[Start of Attachment]

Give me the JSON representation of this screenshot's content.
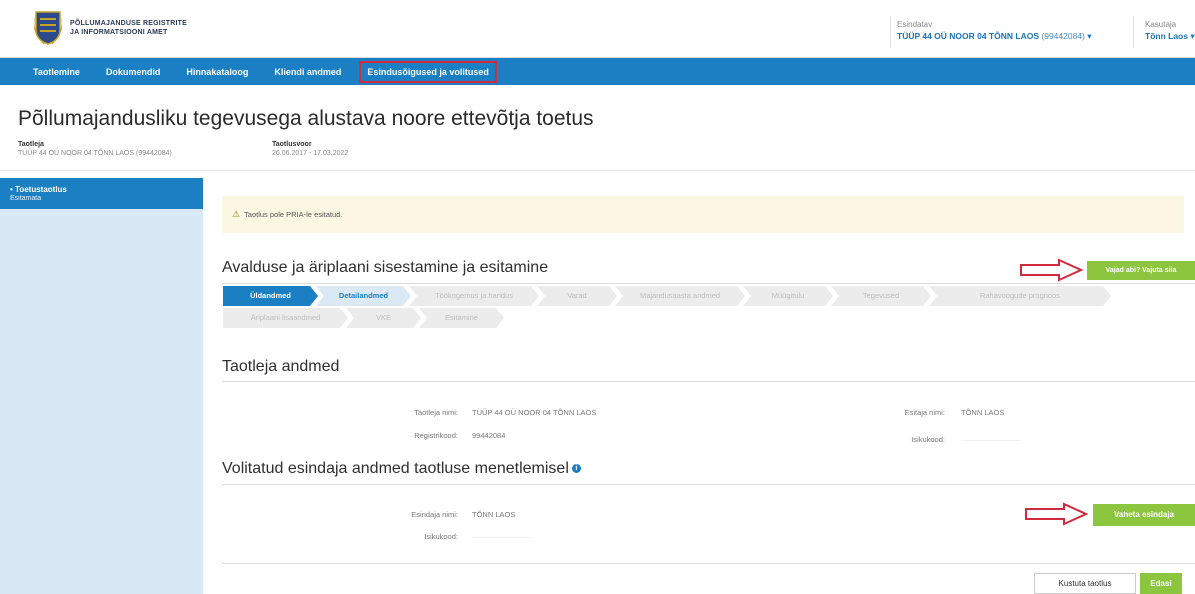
{
  "header": {
    "org_line1": "PÕLLUMAJANDUSE REGISTRITE",
    "org_line2": "JA INFORMATSIOONI AMET",
    "representative_label": "Esindatav",
    "representative_value": "TÜÜP 44 OÜ NOOR 04 TÕNN LAOS",
    "representative_code": "(99442084)",
    "representative_caret": "▾",
    "user_label": "Kasutaja",
    "user_value": "Tõnn Laos",
    "user_caret": "▾"
  },
  "nav": {
    "items": [
      {
        "label": "Taotlemine"
      },
      {
        "label": "Dokumendid"
      },
      {
        "label": "Hinnakataloog"
      },
      {
        "label": "Kliendi andmed"
      },
      {
        "label": "Esindusõigused ja volitused"
      }
    ]
  },
  "page": {
    "title": "Põllumajandusliku tegevusega alustava noore ettevõtja toetus",
    "applicant_label": "Taotleja",
    "applicant_value": "TÜÜP 44 OÜ NOOR 04 TÕNN LAOS (99442084)",
    "round_label": "Taotlusvoor",
    "round_value": "26.06.2017 - 17.03.2022"
  },
  "sidebar": {
    "items": [
      {
        "title": "• Toetustaotlus",
        "subtitle": "Esitamata"
      }
    ]
  },
  "warning": {
    "icon": "⚠",
    "text": "Taotlus pole PRIA-le esitatud."
  },
  "section1": {
    "title": "Avalduse ja äriplaani sisestamine ja esitamine",
    "help_button": "Vajad abi? Vajuta siia"
  },
  "steps": [
    {
      "label": "Üldandmed"
    },
    {
      "label": "Detailandmed"
    },
    {
      "label": "Töökogemus ja haridus"
    },
    {
      "label": "Varad"
    },
    {
      "label": "Majandusaasta andmed"
    },
    {
      "label": "Müügitulu"
    },
    {
      "label": "Tegevused"
    },
    {
      "label": "Rahavoogude prognoos"
    },
    {
      "label": "Äriplaani lisaandmed"
    },
    {
      "label": "VKE"
    },
    {
      "label": "Esitamine"
    }
  ],
  "applicant_section": {
    "title": "Taotleja andmed",
    "name_label": "Taotleja nimi:",
    "name_value": "TÜÜP 44 OÜ NOOR 04 TÕNN LAOS",
    "regcode_label": "Registrikood:",
    "regcode_value": "99442084",
    "submitter_label": "Esitaja nimi:",
    "submitter_value": "TÕNN LAOS",
    "idcode_label": "Isikukood:"
  },
  "representative_section": {
    "title": "Volitatud esindaja andmed taotluse menetlemisel",
    "info_icon": "i",
    "name_label": "Esindaja nimi:",
    "name_value": "TÕNN LAOS",
    "idcode_label": "Isikukood:",
    "change_button": "Vaheta esindaja"
  },
  "footer": {
    "delete_button": "Kustuta taotlus",
    "next_button": "Edasi"
  },
  "colors": {
    "brand_blue": "#1a7fc3",
    "accent_green": "#8cc63f",
    "highlight_red": "#d02b3f"
  }
}
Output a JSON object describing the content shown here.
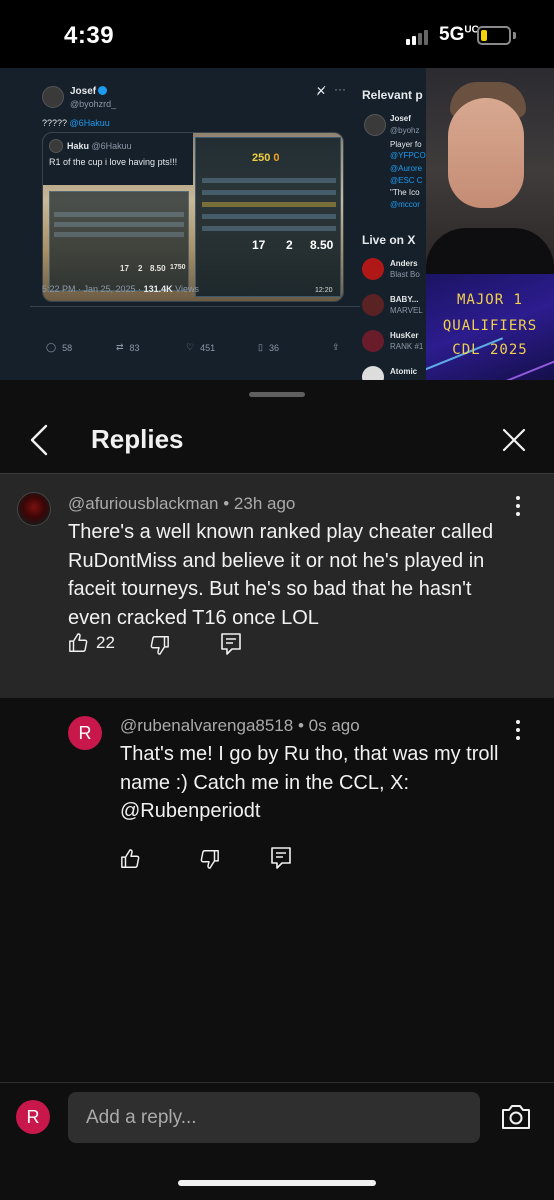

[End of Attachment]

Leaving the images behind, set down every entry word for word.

Give me the JSON representation of this screenshot's content.
{
  "header": {
    "org_line1": "PÕLLUMAJANDUSE REGISTRITE",
    "org_line2": "JA INFORMATSIOONI AMET",
    "representative_label": "Esindatav",
    "representative_value": "TÜÜP 44 OÜ NOOR 04 TÕNN LAOS",
    "representative_code": "(99442084)",
    "representative_caret": "▾",
    "user_label": "Kasutaja",
    "user_value": "Tõnn Laos",
    "user_caret": "▾"
  },
  "nav": {
    "items": [
      {
        "label": "Taotlemine"
      },
      {
        "label": "Dokumendid"
      },
      {
        "label": "Hinnakataloog"
      },
      {
        "label": "Kliendi andmed"
      },
      {
        "label": "Esindusõigused ja volitused"
      }
    ]
  },
  "page": {
    "title": "Põllumajandusliku tegevusega alustava noore ettevõtja toetus",
    "applicant_label": "Taotleja",
    "applicant_value": "TÜÜP 44 OÜ NOOR 04 TÕNN LAOS (99442084)",
    "round_label": "Taotlusvoor",
    "round_value": "26.06.2017 - 17.03.2022"
  },
  "sidebar": {
    "items": [
      {
        "title": "• Toetustaotlus",
        "subtitle": "Esitamata"
      }
    ]
  },
  "warning": {
    "icon": "⚠",
    "text": "Taotlus pole PRIA-le esitatud."
  },
  "section1": {
    "title": "Avalduse ja äriplaani sisestamine ja esitamine",
    "help_button": "Vajad abi? Vajuta siia"
  },
  "steps": [
    {
      "label": "Üldandmed"
    },
    {
      "label": "Detailandmed"
    },
    {
      "label": "Töökogemus ja haridus"
    },
    {
      "label": "Varad"
    },
    {
      "label": "Majandusaasta andmed"
    },
    {
      "label": "Müügitulu"
    },
    {
      "label": "Tegevused"
    },
    {
      "label": "Rahavoogude prognoos"
    },
    {
      "label": "Äriplaani lisaandmed"
    },
    {
      "label": "VKE"
    },
    {
      "label": "Esitamine"
    }
  ],
  "applicant_section": {
    "title": "Taotleja andmed",
    "name_label": "Taotleja nimi:",
    "name_value": "TÜÜP 44 OÜ NOOR 04 TÕNN LAOS",
    "regcode_label": "Registrikood:",
    "regcode_value": "99442084",
    "submitter_label": "Esitaja nimi:",
    "submitter_value": "TÕNN LAOS",
    "idcode_label": "Isikukood:"
  },
  "representative_section": {
    "title": "Volitatud esindaja andmed taotluse menetlemisel",
    "info_icon": "i",
    "name_label": "Esindaja nimi:",
    "name_value": "TÕNN LAOS",
    "idcode_label": "Isikukood:",
    "change_button": "Vaheta esindaja"
  },
  "footer": {
    "delete_button": "Kustuta taotlus",
    "next_button": "Edasi"
  },
  "colors": {
    "brand_blue": "#1a7fc3",
    "accent_green": "#8cc63f",
    "highlight_red": "#d02b3f"
  }
}
Output a JSON object describing the content shown here.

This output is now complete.